A brief history of Jews in Amsterdam
Jewish name for Amsterdam is Mokum, which in Hebrew means ‘place’ and in Yiddish ‘safe place’. For centuries the city received refugees escaping religious wars and persecutions in other parts of the world. Jews escaping discrimination and persecution, French Huguenots, East European protestants escaping counterreformation, Hungarians and Czechs escaping Soviet Stalinism after 1956 and 1968, refugees from Yugoslavian and African internal wars. Today 45 percent of Amsterdam population is of foreign origin.
Amsterdam Jewish history guided tour
The best way to learn about Jewish community and history in Amsterdam is through a walking tour with a knowledgeable personal guide. You can book such a tour through our main Jewish community webpage.
Sephardi Jews immigration during the Dutch Golden Age
First Jews arrived to the city in the 16th C. from Portugal. After the fall of Malaga in 1488 and the Alhambra decree (1492) in Spain, Catholic rulers of Portugal and Spain persecuted the non Christian Jewish population. The arrangements were made with Amsterdam city council to accept the refugees and for decades to come Sephardi Jews, many of them wealthy merchants and craftsmen, settled in the city. A number of Jewish families moved from Amsterdam at the beginning of 17th C. to the Hague, but it must be said that some Dutch cities as Utrecht refused to accept Jews at the time.
Ashkenazi Jews immigration
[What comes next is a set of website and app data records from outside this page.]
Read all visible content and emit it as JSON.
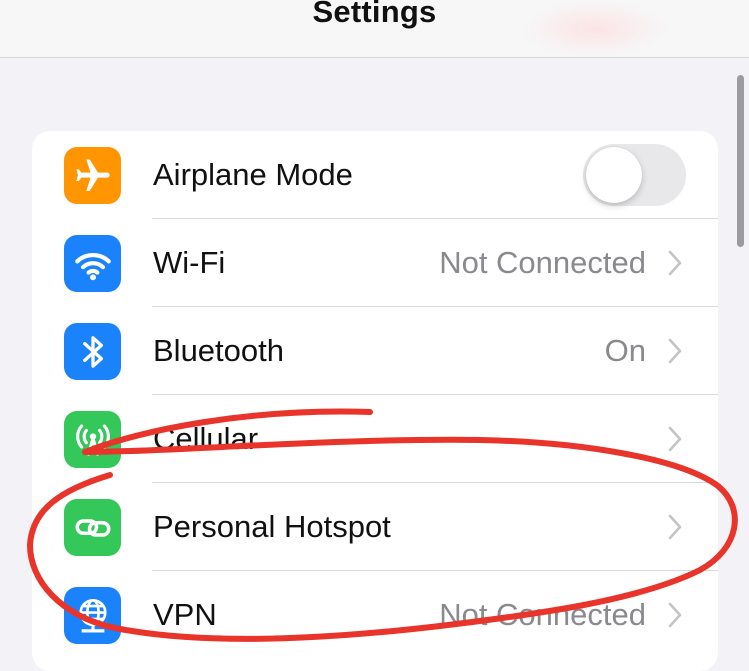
{
  "header": {
    "title": "Settings"
  },
  "rows": [
    {
      "label": "Airplane Mode",
      "icon": "airplane-icon",
      "color": "#ff9500",
      "toggle_on": false
    },
    {
      "label": "Wi-Fi",
      "value": "Not Connected",
      "icon": "wifi-icon",
      "color": "#1a82fb"
    },
    {
      "label": "Bluetooth",
      "value": "On",
      "icon": "bluetooth-icon",
      "color": "#1a82fb"
    },
    {
      "label": "Cellular",
      "icon": "cellular-antenna-icon",
      "color": "#34c759"
    },
    {
      "label": "Personal Hotspot",
      "icon": "hotspot-link-icon",
      "color": "#34c759"
    },
    {
      "label": "VPN",
      "value": "Not Connected",
      "icon": "globe-vpn-icon",
      "color": "#1a82fb"
    }
  ],
  "annotation": {
    "shape": "hand-drawn-ellipse",
    "color": "#e8342b"
  }
}
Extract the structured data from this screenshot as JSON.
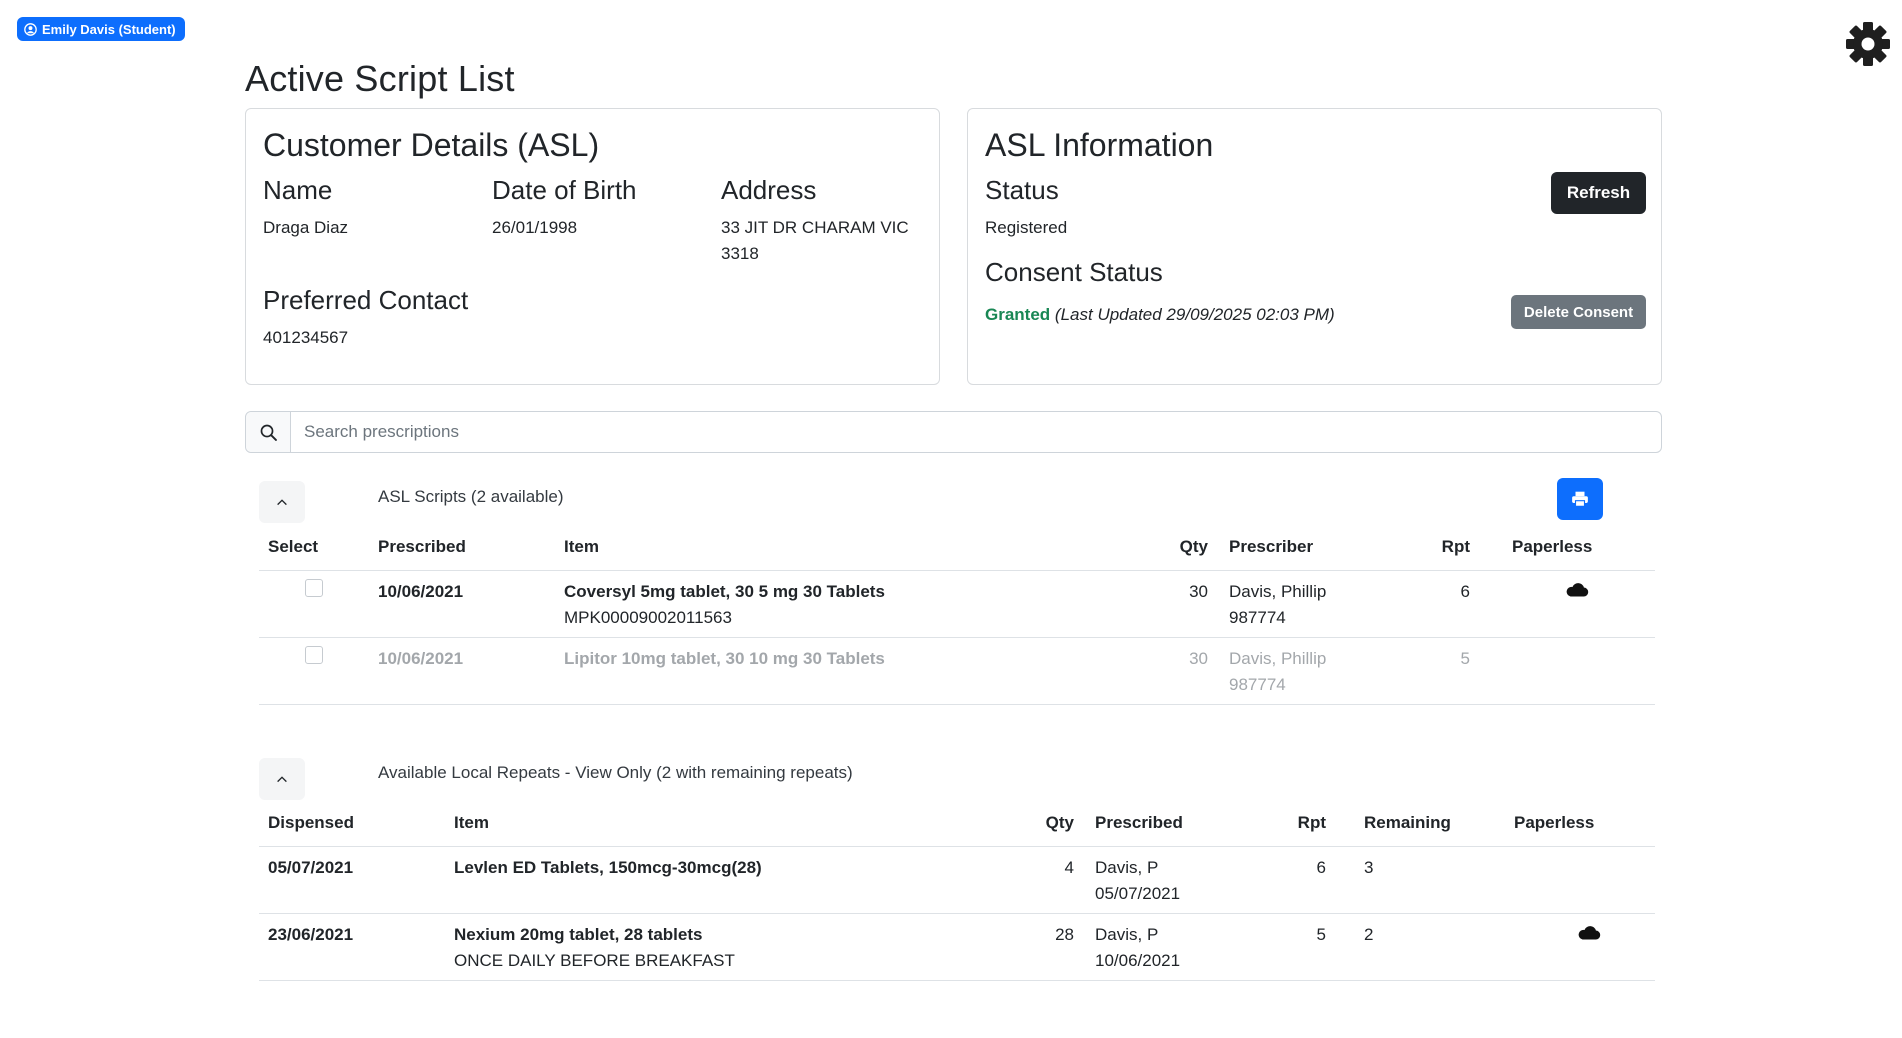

Second wave of Jewish immigration came during the Ukrainian wars of independence with Polish - Lithuanian Commonwealth in the mid—17th C. Cities in the East of Poland had a large Jewish population and Khmelnitsky’s Cossacks invasions brought death and terror of an unknown savage cruelty. Following decades more brought more wars and persecutions in Germany and Eastern Europe resulting in another wave of immigration of poor Ashkenazi Jews to Amsterdam.
They all found the refuge in the city, built synagogues and schools, contributed to the city development and wealth. The street in the Old City - Jodenbreestraat (Jewish wide street) was in the 17th C. the centre of Jewish life. It is here that then famous young painter Rembrandt van Rijn had his house, it is just a step from here that synagogues have been built. The whole area was called Jodenhoek (Jewish Quarter) and it was stretching South and East was inhabited by the Jews.
Jewish contribution the the life of Amsterdam
In the 19th. C. Jews played an important part in the life of Amsterdam. Several landmark city institutions as department stores De Bijenkorf and Maison de Bonneterie as well as the city most luxurious Hotel Amstel were established by Jews. In the 1921 a unique cinema palace Tuschinski constructed by a group of Jewish investors led by the Jewish immigrant from Poland Abraham Icek Tuschinski, who gave its architecture a unique mixture of Art Deco and Jugendstil. To this day all of these institutions remain important to the life of Amsterdam.
During the WWII, Nazis closed the Jewish Quarter, partly by raising the bridges connecting this part of the city with the rest of Amsterdam. The occupiers introduced many limitations on Jewish life, gradually leading to the deportation and extermination of the whole Jewish population of the city. Very few have returned after the liberation in 1945. While today Amsterdam continues its historical tradition of tolerance and freedom, the citizens of Amsterdam preserve dramatic memory of Holocaust not only in the Jewish Historical Museum but also in Amsterdam Museum and Amsterdam Resistance Museum. Hollandsche Schouwburg Theater which served during the war as an assembly centre before the deportation to the Nazi concentration camps is today a monument. There is also the special Auschwitz Monument in Wertheimpark to memorize victims of the Nazi concentration camp and the National Dachau Monument in Amsterdamse Bos dedicated to the memory of the Jews deported and killed in the Dachau concentration camp.